The MBTA Learns That Security Begins at Home
The MBTA sees security risk everywhere lately. As the agency continues to battle a trio of MIT hackers in court, it was forced to admit that one of its own employees was allegedly skimming cash from drop boxes used during Red Sox games.
Maybe it’s time to expand the random bag checks to include MBTA employees?
We’re pretty sure Dan Grabauskas slammed his bald head on the steering wheel of his hybrid SUV in frustration when he heard that T employee Gilberto Carrasquillo was caught with $600 of marked bills deposited in the till at Red Sox games. Carrasquillo could easily become what Albert Arroyo is to the Boston Fire Department—a one-man flashpoint for an agency-wide controversy.
The MBTA has internal and external security problems. Carrasquillo was caught with 300 subway rides worth of cash on his person, which is only a drop in the bucket of what a “black hat” hacker could do if the agency doesn’t shore up the security issues with the CharlieCards and CharlieTickets.

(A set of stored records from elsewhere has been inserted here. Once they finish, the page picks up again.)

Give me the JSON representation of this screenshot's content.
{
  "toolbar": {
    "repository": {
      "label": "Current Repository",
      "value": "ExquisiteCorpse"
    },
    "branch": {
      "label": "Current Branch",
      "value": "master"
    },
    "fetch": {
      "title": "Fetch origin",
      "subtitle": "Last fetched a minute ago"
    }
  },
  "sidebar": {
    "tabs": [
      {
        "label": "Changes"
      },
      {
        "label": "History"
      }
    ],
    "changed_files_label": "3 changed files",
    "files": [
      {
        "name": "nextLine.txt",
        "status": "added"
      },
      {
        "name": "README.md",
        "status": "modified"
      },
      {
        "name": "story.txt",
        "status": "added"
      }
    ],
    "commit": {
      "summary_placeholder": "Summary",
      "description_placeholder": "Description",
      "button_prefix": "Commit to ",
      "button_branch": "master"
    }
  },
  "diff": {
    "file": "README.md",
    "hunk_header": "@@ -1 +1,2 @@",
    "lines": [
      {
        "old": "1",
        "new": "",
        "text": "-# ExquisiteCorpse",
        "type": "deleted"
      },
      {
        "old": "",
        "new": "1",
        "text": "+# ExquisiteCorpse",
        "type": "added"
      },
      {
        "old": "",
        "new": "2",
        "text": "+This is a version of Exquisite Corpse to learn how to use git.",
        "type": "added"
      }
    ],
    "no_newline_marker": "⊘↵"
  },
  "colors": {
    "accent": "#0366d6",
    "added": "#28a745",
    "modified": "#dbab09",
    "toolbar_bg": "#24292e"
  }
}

It’s time to stop suing kids for doing a free security analysis and start fixing the problems.